EXERCISE MATERIAL below:

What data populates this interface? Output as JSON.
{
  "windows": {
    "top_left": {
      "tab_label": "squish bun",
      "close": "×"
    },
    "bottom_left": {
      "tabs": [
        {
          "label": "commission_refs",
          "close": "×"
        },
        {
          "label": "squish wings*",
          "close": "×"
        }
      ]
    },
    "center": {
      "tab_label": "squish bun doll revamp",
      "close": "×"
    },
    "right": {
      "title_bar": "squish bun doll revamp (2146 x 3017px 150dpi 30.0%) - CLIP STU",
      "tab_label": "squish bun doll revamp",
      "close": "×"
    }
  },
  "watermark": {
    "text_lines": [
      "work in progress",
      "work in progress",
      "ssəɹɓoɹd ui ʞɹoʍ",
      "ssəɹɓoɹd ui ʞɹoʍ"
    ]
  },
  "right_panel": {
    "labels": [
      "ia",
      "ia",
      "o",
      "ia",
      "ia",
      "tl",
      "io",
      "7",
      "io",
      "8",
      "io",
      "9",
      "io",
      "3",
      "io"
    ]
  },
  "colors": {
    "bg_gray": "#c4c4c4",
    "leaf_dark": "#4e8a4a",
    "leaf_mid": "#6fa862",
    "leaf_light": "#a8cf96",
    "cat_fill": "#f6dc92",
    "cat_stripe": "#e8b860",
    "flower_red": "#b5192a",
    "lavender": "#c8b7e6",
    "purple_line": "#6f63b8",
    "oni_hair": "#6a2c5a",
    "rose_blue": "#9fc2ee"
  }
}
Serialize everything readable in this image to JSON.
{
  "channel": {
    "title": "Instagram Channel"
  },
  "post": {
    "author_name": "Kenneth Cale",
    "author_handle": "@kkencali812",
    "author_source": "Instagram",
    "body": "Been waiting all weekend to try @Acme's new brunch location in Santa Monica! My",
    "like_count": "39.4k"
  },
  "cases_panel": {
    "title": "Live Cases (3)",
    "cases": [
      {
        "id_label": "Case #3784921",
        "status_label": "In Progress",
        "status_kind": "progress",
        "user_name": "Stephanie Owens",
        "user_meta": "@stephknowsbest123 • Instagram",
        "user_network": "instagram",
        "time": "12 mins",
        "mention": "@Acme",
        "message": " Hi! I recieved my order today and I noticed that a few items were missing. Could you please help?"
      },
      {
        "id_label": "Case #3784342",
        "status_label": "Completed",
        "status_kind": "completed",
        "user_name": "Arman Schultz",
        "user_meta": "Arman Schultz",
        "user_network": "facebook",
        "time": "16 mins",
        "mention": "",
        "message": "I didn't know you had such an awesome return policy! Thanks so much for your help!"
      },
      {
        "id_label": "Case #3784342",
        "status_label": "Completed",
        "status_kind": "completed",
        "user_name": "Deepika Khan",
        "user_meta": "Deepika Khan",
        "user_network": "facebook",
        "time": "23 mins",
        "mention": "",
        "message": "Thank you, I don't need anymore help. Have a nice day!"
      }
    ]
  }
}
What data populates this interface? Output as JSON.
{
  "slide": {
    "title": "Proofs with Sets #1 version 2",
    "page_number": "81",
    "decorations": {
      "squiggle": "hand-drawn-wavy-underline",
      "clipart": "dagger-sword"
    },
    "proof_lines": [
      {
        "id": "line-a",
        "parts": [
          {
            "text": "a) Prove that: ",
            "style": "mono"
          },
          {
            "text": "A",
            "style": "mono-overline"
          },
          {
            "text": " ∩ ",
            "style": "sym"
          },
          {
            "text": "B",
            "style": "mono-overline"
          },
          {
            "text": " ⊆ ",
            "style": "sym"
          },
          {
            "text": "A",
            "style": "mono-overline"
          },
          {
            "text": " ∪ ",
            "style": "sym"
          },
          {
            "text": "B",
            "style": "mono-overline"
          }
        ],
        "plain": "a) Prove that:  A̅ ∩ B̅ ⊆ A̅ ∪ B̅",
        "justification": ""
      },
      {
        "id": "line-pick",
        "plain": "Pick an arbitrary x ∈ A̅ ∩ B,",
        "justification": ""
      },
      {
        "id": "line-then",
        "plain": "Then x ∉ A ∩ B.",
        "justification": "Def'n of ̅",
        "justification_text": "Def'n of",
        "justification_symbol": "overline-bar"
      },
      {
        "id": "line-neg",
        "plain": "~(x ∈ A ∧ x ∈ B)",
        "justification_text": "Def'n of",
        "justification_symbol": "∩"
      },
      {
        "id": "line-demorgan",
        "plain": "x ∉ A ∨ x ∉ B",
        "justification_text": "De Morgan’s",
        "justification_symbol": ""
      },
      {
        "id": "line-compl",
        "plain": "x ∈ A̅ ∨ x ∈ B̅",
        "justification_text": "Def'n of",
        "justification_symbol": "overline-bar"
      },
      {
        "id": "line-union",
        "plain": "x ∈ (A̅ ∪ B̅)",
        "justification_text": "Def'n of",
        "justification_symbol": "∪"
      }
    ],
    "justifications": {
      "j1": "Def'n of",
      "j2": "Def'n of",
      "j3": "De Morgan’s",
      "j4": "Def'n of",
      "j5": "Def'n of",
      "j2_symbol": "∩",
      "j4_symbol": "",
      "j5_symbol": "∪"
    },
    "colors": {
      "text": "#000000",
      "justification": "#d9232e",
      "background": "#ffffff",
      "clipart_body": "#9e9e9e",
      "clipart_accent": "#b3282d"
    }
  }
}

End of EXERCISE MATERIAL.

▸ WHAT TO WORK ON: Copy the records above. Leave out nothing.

▸ EXERCISE SOLUTION:
What data populates this interface? Output as JSON.
{
  "windows": {
    "top_left": {
      "tab_label": "squish bun",
      "close": "×"
    },
    "bottom_left": {
      "tabs": [
        {
          "label": "commission_refs",
          "close": "×"
        },
        {
          "label": "squish wings*",
          "close": "×"
        }
      ]
    },
    "center": {
      "tab_label": "squish bun doll revamp",
      "close": "×"
    },
    "right": {
      "title_bar": "squish bun doll revamp (2146 x 3017px 150dpi 30.0%) - CLIP STU",
      "tab_label": "squish bun doll revamp",
      "close": "×"
    }
  },
  "watermark": {
    "text_lines": [
      "work in progress",
      "work in progress",
      "ssəɹɓoɹd ui ʞɹoʍ",
      "ssəɹɓoɹd ui ʞɹoʍ"
    ]
  },
  "right_panel": {
    "labels": [
      "ia",
      "ia",
      "o",
      "ia",
      "ia",
      "tl",
      "io",
      "7",
      "io",
      "8",
      "io",
      "9",
      "io",
      "3",
      "io"
    ]
  },
  "colors": {
    "bg_gray": "#c4c4c4",
    "leaf_dark": "#4e8a4a",
    "leaf_mid": "#6fa862",
    "leaf_light": "#a8cf96",
    "cat_fill": "#f6dc92",
    "cat_stripe": "#e8b860",
    "flower_red": "#b5192a",
    "lavender": "#c8b7e6",
    "purple_line": "#6f63b8",
    "oni_hair": "#6a2c5a",
    "rose_blue": "#9fc2ee"
  }
}
Serialize everything readable in this image to JSON.
{
  "channel": {
    "title": "Instagram Channel"
  },
  "post": {
    "author_name": "Kenneth Cale",
    "author_handle": "@kkencali812",
    "author_source": "Instagram",
    "body": "Been waiting all weekend to try @Acme's new brunch location in Santa Monica! My",
    "like_count": "39.4k"
  },
  "cases_panel": {
    "title": "Live Cases (3)",
    "cases": [
      {
        "id_label": "Case #3784921",
        "status_label": "In Progress",
        "status_kind": "progress",
        "user_name": "Stephanie Owens",
        "user_meta": "@stephknowsbest123 • Instagram",
        "user_network": "instagram",
        "time": "12 mins",
        "mention": "@Acme",
        "message": " Hi! I recieved my order today and I noticed that a few items were missing. Could you please help?"
      },
      {
        "id_label": "Case #3784342",
        "status_label": "Completed",
        "status_kind": "completed",
        "user_name": "Arman Schultz",
        "user_meta": "Arman Schultz",
        "user_network": "facebook",
        "time": "16 mins",
        "mention": "",
        "message": "I didn't know you had such an awesome return policy! Thanks so much for your help!"
      },
      {
        "id_label": "Case #3784342",
        "status_label": "Completed",
        "status_kind": "completed",
        "user_name": "Deepika Khan",
        "user_meta": "Deepika Khan",
        "user_network": "facebook",
        "time": "23 mins",
        "mention": "",
        "message": "Thank you, I don't need anymore help. Have a nice day!"
      }
    ]
  }
}
What data populates this interface? Output as JSON.
{
  "slide": {
    "title": "Proofs with Sets #1 version 2",
    "page_number": "81",
    "decorations": {
      "squiggle": "hand-drawn-wavy-underline",
      "clipart": "dagger-sword"
    },
    "proof_lines": [
      {
        "id": "line-a",
        "parts": [
          {
            "text": "a) Prove that: ",
            "style": "mono"
          },
          {
            "text": "A",
            "style": "mono-overline"
          },
          {
            "text": " ∩ ",
            "style": "sym"
          },
          {
            "text": "B",
            "style": "mono-overline"
          },
          {
            "text": " ⊆ ",
            "style": "sym"
          },
          {
            "text": "A",
            "style": "mono-overline"
          },
          {
            "text": " ∪ ",
            "style": "sym"
          },
          {
            "text": "B",
            "style": "mono-overline"
          }
        ],
        "plain": "a) Prove that:  A̅ ∩ B̅ ⊆ A̅ ∪ B̅",
        "justification": ""
      },
      {
        "id": "line-pick",
        "plain": "Pick an arbitrary x ∈ A̅ ∩ B,",
        "justification": ""
      },
      {
        "id": "line-then",
        "plain": "Then x ∉ A ∩ B.",
        "justification": "Def'n of ̅",
        "justification_text": "Def'n of",
        "justification_symbol": "overline-bar"
      },
      {
        "id": "line-neg",
        "plain": "~(x ∈ A ∧ x ∈ B)",
        "justification_text": "Def'n of",
        "justification_symbol": "∩"
      },
      {
        "id": "line-demorgan",
        "plain": "x ∉ A ∨ x ∉ B",
        "justification_text": "De Morgan’s",
        "justification_symbol": ""
      },
      {
        "id": "line-compl",
        "plain": "x ∈ A̅ ∨ x ∈ B̅",
        "justification_text": "Def'n of",
        "justification_symbol": "overline-bar"
      },
      {
        "id": "line-union",
        "plain": "x ∈ (A̅ ∪ B̅)",
        "justification_text": "Def'n of",
        "justification_symbol": "∪"
      }
    ],
    "justifications": {
      "j1": "Def'n of",
      "j2": "Def'n of",
      "j3": "De Morgan’s",
      "j4": "Def'n of",
      "j5": "Def'n of",
      "j2_symbol": "∩",
      "j4_symbol": "",
      "j5_symbol": "∪"
    },
    "colors": {
      "text": "#000000",
      "justification": "#d9232e",
      "background": "#ffffff",
      "clipart_body": "#9e9e9e",
      "clipart_accent": "#b3282d"
    }
  }
}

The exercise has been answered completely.